#### [Input]
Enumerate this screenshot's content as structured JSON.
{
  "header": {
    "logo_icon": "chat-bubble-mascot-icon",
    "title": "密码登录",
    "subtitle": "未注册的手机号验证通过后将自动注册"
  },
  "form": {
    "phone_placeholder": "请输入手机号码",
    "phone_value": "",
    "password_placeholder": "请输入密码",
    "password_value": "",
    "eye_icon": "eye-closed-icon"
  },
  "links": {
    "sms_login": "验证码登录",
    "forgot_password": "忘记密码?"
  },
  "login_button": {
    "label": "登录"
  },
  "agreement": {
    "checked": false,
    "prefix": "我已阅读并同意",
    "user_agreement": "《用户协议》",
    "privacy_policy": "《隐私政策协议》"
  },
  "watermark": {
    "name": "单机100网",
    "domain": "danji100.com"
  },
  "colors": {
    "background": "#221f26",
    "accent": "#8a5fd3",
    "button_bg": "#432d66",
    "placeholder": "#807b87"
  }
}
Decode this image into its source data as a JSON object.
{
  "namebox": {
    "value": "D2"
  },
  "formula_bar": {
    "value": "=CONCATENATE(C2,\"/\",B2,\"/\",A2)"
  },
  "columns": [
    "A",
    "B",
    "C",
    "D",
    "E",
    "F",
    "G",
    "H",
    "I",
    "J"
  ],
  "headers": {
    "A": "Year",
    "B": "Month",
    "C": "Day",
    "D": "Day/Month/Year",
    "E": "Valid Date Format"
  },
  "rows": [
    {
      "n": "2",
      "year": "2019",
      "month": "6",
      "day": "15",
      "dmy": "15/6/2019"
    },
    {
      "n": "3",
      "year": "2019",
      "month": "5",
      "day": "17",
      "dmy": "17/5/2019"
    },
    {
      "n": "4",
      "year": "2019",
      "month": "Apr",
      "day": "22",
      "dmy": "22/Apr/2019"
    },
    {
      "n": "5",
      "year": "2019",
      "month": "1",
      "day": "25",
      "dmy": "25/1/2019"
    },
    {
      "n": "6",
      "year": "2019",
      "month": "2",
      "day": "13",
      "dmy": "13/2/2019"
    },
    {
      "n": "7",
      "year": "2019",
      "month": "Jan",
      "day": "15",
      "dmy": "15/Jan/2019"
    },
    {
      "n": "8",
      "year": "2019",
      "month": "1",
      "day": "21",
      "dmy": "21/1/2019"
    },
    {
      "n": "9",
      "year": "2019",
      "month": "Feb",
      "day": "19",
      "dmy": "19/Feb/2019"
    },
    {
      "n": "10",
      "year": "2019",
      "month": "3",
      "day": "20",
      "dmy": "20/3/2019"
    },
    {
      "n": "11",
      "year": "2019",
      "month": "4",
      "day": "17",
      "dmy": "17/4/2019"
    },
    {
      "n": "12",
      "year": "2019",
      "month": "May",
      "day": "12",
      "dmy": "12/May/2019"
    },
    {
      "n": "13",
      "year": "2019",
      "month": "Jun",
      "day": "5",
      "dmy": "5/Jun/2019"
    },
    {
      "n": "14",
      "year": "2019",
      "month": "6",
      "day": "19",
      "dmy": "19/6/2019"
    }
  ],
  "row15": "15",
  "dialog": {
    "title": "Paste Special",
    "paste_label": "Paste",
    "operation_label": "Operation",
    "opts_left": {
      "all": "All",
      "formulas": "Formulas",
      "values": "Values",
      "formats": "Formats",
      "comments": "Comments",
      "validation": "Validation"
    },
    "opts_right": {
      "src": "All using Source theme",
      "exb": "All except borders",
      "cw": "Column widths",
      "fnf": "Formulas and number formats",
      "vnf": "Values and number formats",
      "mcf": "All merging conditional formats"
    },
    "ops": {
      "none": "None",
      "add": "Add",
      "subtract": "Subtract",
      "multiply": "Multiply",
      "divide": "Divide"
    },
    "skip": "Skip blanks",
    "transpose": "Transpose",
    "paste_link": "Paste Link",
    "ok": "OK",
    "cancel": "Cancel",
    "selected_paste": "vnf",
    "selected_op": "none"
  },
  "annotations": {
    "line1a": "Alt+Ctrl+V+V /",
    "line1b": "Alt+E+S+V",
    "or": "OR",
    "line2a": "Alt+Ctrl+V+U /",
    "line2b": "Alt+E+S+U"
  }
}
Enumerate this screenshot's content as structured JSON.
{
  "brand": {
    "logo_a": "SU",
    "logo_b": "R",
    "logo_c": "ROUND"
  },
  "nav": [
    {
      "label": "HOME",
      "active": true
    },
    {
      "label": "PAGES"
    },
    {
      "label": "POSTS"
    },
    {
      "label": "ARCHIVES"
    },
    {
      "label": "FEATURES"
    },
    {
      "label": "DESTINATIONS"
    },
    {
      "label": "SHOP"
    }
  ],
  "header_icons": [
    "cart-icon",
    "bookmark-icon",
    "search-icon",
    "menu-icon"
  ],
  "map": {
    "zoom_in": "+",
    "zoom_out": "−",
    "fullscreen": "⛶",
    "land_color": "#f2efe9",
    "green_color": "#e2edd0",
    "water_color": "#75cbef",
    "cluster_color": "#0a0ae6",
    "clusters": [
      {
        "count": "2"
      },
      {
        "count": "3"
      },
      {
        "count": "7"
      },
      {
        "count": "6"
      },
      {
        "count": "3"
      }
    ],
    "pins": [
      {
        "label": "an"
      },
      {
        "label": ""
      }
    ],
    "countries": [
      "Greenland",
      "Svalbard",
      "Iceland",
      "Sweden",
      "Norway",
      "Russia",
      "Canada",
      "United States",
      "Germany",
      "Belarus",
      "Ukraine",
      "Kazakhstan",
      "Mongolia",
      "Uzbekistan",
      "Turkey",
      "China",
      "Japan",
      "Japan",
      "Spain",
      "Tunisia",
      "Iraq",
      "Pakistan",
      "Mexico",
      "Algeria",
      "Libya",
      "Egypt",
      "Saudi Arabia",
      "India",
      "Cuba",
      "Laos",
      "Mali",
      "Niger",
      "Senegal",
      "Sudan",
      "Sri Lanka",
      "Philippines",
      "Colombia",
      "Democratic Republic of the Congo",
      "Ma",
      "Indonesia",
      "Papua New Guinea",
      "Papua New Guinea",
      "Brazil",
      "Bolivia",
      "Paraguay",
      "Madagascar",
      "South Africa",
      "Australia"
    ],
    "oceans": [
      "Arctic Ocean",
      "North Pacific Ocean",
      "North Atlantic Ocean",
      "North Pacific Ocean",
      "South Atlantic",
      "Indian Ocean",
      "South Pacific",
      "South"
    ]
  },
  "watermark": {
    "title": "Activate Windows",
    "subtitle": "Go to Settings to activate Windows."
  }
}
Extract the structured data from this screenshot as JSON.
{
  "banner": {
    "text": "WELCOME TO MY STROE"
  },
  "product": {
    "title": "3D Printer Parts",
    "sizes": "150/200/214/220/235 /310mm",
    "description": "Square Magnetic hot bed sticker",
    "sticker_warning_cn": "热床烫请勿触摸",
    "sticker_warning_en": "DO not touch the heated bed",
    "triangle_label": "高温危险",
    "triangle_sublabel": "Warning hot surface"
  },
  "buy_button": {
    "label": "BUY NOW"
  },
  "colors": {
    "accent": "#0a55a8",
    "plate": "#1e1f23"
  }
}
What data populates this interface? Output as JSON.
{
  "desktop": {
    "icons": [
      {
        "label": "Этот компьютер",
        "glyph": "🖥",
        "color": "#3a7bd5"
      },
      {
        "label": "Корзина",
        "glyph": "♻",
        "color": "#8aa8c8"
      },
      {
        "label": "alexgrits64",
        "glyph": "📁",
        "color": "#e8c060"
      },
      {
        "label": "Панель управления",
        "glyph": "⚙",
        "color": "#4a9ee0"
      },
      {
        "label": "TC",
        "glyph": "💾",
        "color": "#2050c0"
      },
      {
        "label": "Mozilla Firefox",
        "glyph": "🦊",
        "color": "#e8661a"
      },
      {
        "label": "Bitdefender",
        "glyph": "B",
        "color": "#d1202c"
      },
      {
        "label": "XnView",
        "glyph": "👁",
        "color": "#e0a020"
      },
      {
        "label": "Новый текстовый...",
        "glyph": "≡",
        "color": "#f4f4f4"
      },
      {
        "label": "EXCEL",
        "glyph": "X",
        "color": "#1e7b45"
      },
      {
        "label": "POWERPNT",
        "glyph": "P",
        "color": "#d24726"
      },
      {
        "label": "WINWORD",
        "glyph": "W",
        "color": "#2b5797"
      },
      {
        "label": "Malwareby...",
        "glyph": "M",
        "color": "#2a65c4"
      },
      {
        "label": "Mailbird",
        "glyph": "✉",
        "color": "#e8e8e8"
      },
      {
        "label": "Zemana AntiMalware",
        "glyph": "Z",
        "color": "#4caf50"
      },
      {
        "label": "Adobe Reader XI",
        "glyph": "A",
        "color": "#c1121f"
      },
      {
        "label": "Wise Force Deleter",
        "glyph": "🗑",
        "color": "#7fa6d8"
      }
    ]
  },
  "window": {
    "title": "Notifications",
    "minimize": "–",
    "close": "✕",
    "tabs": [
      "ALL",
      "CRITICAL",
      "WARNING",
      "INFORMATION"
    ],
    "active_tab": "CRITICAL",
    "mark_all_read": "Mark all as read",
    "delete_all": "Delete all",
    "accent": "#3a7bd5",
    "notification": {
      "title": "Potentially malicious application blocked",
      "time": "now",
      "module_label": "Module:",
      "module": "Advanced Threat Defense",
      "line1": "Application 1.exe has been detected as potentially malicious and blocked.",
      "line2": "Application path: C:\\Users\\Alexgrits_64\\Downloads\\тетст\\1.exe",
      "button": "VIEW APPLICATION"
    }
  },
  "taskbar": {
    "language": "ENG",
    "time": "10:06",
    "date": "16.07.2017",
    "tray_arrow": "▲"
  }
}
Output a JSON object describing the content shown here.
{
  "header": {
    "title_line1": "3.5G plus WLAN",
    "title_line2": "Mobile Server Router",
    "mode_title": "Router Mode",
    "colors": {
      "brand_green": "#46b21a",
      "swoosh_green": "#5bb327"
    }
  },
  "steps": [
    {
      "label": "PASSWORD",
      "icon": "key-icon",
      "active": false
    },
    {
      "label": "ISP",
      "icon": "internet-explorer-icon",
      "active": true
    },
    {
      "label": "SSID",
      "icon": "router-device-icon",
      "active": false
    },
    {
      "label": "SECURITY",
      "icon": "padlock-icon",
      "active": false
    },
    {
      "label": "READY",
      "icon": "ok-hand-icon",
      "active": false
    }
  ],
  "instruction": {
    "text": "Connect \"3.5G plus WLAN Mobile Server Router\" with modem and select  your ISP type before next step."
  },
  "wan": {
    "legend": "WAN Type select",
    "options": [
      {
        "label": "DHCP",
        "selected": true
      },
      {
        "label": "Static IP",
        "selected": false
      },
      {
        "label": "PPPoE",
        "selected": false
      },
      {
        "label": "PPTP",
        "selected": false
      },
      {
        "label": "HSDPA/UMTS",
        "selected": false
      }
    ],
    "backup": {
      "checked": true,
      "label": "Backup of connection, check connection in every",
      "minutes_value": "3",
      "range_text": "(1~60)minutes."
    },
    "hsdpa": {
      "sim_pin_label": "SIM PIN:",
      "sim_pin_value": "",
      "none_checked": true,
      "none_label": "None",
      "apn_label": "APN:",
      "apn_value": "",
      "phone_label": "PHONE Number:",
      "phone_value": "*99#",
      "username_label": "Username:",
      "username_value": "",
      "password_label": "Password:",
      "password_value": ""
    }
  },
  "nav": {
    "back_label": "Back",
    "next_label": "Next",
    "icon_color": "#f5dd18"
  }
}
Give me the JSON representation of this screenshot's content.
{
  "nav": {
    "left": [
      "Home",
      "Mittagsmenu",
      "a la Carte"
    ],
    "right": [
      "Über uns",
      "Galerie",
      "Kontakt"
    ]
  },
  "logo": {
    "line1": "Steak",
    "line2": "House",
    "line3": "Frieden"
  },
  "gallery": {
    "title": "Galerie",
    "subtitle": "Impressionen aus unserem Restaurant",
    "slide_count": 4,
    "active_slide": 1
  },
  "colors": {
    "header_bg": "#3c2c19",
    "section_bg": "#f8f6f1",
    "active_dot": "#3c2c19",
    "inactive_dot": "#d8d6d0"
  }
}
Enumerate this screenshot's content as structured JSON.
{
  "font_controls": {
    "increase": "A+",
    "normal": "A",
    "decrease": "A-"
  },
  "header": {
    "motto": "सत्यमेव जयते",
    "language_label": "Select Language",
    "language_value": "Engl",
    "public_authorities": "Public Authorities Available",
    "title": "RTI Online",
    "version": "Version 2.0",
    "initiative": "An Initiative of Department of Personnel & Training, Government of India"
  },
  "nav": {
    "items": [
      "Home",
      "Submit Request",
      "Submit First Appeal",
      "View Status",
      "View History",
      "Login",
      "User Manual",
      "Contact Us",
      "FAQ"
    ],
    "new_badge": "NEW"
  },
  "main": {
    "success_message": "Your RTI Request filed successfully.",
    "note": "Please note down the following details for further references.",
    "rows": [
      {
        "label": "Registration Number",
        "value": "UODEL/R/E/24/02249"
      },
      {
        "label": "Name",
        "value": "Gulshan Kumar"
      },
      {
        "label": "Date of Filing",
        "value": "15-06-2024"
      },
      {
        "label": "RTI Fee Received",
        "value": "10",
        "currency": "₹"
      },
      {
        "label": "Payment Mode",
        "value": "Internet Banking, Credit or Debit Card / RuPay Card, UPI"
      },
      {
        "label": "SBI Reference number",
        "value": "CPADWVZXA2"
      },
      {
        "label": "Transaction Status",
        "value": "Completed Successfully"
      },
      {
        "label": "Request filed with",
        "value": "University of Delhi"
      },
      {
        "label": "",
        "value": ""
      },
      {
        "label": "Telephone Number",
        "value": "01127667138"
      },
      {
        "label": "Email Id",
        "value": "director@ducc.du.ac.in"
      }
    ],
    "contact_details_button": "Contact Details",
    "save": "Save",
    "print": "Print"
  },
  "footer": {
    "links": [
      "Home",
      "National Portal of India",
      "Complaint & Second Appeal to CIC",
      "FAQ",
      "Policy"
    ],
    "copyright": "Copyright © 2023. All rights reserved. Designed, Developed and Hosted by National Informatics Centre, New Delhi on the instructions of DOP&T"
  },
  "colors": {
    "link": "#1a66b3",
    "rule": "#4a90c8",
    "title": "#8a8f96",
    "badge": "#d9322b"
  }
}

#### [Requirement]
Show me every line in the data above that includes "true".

#### [Your solution]
      "active": true
      "active": true
        "selected": true
      "checked": true,
      "none_checked": true,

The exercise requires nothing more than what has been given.